Clinical Studies could Benefit from a Different Statistical Strategy

An alternative statistical strategy developed by Cornell researchers can improve the reliability and trustworthiness of clinical trials while simultaneously addressing the scientific community’s “replicability crisis.”

Cornell researchers advance the “fragility index” in a new paper published this month in the Proceedings of the National Academy of Sciences, a method gaining traction in the medical community as a supplement to the p-value, a probability measurement used across science since the 1920s and cited, sometimes recklessly, as evidence of sound results.

“Clinicians trust that the procedures and protocols they carry out are informed by sound, clinical trials. Anything less makes surgeons nervous, and rightly so,” said Martin Wells, the Charles A. Alexander Professor of Statistical Sciences and a paper co-author. “We’re discovering that many of these consequential trials that showed promising results and that were published in top journals are fragile. That was a disconcerting surprise that came out of this research.”

The paper, co-authored by Cornell statisticians and doctors from Weill Cornell Medicine and the University of Toronto, proposes a new statistical toolkit that uses the fragility index as an alternative method to help researchers determine whether their trial results are strong and reliable or simply a result of chance.

“When you tell the world a treatment should or shouldn’t be used, you want that decision to be based on reliable results, not on results that can swing one way or another based on the outcomes of one or two patients,” said Benjamin Baer, Ph.D. ’21, a paper co-author and currently a postdoctoral researcher at the University of Rochester. “Such results can be considered fragile.”

For surgical operations and medicinal therapies, randomized clinical trials are required to determine their effectiveness. For decades, researchers have relied on an often-misunderstood metric called the p-value to determine whether trial results are significant or merely coincidental.

However, in the last 15 years, skepticism about the p-dependability value’s when employed alone and without supporting methodologies has grown, owing to the failure of previous trial results that were initially judged strong to be duplicated in follow-up trials.

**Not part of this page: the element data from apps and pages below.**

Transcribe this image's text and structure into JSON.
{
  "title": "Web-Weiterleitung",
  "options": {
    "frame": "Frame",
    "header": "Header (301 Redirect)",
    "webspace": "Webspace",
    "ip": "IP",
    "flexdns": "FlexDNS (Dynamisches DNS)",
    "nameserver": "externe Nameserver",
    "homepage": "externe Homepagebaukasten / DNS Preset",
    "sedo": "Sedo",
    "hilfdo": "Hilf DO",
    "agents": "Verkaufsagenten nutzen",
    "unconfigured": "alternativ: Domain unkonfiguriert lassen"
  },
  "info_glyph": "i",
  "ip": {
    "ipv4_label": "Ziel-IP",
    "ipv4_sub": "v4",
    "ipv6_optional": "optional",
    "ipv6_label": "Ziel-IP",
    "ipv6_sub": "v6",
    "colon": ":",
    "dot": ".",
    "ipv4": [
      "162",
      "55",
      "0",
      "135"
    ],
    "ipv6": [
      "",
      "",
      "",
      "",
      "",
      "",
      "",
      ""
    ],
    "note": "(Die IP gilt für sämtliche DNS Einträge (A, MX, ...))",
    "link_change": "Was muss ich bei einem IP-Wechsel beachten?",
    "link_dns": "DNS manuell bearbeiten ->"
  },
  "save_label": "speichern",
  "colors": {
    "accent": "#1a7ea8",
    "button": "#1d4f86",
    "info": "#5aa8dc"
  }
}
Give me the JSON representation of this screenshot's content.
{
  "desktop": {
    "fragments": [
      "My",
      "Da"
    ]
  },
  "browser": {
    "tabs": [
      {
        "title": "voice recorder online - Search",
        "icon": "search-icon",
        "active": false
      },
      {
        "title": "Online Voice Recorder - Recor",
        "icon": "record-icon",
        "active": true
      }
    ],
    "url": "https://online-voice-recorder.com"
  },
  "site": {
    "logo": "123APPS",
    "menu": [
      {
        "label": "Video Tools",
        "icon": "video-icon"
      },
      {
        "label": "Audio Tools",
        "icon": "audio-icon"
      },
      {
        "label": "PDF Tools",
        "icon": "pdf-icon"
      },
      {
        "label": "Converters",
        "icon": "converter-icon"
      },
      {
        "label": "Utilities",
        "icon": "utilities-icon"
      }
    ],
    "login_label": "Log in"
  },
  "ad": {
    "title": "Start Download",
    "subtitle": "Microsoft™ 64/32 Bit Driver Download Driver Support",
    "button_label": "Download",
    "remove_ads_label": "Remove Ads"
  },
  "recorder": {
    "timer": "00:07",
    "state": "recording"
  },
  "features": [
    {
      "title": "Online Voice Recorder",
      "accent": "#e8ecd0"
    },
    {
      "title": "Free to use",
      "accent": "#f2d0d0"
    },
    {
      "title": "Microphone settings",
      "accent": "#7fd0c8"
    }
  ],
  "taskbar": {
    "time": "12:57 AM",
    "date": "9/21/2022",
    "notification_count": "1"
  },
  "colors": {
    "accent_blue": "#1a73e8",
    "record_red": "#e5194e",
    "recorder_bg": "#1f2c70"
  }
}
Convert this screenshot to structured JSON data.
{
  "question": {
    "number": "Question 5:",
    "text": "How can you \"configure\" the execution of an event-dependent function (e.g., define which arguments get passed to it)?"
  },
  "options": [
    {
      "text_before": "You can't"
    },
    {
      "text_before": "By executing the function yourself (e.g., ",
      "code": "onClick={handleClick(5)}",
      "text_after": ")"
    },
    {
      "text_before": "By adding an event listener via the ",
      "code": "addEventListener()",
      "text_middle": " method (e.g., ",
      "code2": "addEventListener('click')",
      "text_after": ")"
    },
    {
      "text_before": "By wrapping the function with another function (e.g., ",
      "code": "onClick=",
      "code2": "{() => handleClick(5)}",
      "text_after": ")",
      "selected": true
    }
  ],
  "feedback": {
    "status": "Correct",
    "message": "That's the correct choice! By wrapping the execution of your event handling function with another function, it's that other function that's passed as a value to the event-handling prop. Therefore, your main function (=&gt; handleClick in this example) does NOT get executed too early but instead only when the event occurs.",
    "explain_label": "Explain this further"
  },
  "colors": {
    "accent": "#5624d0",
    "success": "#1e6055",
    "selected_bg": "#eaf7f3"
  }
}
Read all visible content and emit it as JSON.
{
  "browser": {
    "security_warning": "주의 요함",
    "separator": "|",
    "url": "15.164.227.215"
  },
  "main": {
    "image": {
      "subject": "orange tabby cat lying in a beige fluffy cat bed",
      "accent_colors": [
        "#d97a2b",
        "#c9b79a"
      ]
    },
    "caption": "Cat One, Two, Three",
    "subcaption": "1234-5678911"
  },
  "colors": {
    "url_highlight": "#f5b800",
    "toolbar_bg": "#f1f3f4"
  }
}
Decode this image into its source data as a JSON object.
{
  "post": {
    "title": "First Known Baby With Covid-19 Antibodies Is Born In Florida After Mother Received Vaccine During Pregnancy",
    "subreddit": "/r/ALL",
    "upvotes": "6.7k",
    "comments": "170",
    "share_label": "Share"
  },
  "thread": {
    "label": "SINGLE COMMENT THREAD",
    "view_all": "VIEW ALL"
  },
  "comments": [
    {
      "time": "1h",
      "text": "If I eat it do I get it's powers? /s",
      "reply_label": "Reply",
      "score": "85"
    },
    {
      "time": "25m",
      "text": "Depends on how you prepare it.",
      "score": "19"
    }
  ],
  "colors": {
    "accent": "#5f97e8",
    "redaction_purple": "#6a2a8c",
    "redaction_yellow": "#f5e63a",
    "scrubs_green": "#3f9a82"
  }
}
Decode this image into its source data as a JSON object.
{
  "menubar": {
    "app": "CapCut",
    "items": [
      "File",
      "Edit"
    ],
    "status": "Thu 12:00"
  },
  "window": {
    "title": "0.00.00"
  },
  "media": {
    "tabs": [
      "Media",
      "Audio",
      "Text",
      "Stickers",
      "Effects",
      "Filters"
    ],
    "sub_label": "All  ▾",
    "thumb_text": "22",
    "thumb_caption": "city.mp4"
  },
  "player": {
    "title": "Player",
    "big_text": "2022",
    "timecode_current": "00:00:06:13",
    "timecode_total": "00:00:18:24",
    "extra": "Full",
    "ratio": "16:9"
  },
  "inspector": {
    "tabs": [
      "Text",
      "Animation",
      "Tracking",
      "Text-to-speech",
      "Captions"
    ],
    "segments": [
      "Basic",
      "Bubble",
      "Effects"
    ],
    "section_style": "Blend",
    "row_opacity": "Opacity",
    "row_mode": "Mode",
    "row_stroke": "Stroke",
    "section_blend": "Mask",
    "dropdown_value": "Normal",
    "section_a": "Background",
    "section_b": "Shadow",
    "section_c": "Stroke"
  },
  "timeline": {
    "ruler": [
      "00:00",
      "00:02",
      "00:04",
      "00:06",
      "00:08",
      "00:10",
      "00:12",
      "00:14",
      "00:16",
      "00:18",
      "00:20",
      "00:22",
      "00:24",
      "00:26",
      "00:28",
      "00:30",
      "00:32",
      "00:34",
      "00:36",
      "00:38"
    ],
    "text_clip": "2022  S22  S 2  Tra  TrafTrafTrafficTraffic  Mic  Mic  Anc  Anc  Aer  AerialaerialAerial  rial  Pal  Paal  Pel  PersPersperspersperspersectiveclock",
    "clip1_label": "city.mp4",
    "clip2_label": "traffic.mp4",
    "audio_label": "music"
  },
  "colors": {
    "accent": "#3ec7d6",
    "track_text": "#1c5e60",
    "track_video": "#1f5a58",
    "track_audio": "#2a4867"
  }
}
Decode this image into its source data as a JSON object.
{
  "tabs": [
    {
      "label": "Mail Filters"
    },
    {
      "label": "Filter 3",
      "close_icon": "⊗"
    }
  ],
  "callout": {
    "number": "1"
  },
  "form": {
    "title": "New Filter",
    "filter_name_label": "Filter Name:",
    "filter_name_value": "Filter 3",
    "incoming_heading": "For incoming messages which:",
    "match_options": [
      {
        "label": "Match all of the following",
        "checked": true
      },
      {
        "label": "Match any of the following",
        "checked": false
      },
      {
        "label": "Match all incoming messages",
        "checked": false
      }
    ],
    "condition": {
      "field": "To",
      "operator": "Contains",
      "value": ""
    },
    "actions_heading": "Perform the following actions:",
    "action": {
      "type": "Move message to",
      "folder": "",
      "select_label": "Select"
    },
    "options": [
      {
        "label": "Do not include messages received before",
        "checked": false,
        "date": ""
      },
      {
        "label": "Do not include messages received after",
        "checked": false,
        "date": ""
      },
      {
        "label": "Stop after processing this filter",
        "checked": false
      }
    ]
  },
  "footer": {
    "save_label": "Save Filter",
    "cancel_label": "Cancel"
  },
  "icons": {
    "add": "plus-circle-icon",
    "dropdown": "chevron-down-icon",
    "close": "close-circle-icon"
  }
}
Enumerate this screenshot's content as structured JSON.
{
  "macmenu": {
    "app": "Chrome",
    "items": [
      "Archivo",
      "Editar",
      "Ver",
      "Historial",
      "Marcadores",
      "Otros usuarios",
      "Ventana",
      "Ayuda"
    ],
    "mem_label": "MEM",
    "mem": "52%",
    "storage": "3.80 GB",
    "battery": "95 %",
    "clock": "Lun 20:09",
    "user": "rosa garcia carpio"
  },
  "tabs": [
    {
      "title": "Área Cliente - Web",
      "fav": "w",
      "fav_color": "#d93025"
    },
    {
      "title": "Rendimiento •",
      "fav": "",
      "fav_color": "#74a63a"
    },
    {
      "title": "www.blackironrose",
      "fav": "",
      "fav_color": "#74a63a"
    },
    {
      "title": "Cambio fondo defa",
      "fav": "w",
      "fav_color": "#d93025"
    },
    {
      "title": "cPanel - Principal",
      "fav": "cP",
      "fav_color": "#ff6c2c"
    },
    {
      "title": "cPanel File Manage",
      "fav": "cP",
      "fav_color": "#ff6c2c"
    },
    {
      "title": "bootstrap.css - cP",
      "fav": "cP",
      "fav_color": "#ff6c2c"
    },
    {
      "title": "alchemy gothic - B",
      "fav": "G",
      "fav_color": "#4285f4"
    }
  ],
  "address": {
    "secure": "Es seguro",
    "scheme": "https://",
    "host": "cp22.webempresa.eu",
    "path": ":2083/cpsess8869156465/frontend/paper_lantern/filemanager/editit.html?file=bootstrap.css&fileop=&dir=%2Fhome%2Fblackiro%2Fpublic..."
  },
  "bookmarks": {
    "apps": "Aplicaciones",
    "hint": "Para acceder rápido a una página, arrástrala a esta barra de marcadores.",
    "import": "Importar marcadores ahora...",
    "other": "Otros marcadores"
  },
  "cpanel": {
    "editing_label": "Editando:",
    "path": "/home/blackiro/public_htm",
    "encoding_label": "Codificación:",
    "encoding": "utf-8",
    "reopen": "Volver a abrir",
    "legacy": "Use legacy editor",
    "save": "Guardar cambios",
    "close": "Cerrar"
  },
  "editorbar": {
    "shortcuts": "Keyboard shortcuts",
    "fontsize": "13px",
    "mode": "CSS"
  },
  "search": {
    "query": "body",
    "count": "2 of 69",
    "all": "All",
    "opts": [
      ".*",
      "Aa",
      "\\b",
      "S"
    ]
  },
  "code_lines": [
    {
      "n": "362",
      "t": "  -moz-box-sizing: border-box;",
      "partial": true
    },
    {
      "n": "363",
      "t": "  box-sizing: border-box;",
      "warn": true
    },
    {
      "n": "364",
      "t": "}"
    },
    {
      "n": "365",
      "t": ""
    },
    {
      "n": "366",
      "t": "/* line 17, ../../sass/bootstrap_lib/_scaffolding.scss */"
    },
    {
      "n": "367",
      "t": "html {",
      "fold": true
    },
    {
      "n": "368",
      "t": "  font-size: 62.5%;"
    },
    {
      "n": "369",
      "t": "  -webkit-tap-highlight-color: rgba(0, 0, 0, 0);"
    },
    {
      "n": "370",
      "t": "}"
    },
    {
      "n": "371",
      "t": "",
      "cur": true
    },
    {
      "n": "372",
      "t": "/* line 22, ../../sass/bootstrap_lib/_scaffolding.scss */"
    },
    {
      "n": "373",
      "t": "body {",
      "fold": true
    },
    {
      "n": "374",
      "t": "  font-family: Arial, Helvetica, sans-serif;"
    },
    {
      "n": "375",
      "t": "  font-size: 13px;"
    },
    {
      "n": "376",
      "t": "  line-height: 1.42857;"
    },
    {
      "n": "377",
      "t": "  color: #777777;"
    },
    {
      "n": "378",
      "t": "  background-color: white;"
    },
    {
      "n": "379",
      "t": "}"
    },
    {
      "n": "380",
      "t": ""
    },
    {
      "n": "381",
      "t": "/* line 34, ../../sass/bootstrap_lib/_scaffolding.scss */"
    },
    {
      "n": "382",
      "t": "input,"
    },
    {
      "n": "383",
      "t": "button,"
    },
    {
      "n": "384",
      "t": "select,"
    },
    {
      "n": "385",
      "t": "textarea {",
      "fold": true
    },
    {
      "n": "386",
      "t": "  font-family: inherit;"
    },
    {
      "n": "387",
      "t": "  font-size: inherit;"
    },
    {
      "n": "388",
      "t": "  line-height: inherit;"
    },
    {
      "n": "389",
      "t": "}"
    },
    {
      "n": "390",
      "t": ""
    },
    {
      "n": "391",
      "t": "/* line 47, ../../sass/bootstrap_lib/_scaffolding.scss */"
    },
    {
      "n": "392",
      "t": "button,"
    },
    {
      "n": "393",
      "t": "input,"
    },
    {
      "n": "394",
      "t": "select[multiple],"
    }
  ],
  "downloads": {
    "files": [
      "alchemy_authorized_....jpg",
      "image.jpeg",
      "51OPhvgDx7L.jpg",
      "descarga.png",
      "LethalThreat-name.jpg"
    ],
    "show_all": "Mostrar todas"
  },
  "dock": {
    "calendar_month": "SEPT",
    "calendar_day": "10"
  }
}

Researchers assessed 400 randomized clinical trials using the fragility index in 2014 and discovered that 1 in 4 trials with “statistically significant” p-values had disturbingly low fragility scores, indicating less dependable outcomes.

Clinicians trust that the procedures and protocols they carry out are informed by sound, clinical trials. Anything less makes surgeons nervous, and rightly so.

Martin Wells

“One can see why there is a replication crisis in science. Researchers find good results, but they don’t hold up,” Wells said. “These are serious, large trials studying cutting-edge issues, with findings published in top journals. And yet, some of these big trials have low fragility indices, which raises the question of the results’ reliability.”

Cornell researchers have devised a solution by honing the fragility index, which examines how many patient outcomes can determine whether a trial is successful or failed.

The lower the fragility value, the more unreliable and fragile the results are. A trial with 1,000 participants, for example, with an extraordinarily low fragility index, can be statistically significant or insignificant based on the results of a few patient outcomes.

The fragility index has been criticized for its rigidity since its inception in the 1990s. It only applies to data with two research groups, treatment and control, and a binary, event-or-not result.

This new study proposes a more adaptable fragility index that may be used to assess any type of outcome and any number of explanatory variables. Researchers from all fields may now calculate the fragility index based on the likelihood of specific outcomes, thanks to the team’s method.

“The traditional framing of statistical significance in terms of yes-no is overly simplistic, and the problems we’re investigating aren’t,” said Dr. Mary Charlson, the William Foley Distinguished Professor of Medicine at Weill Cornell Medical College and a paper coauthor.

“With each clinical situation, there are different contexts you’re dealing with. This method allows us a way to test assumptions and consider implications of a much narrower range of outcomes.”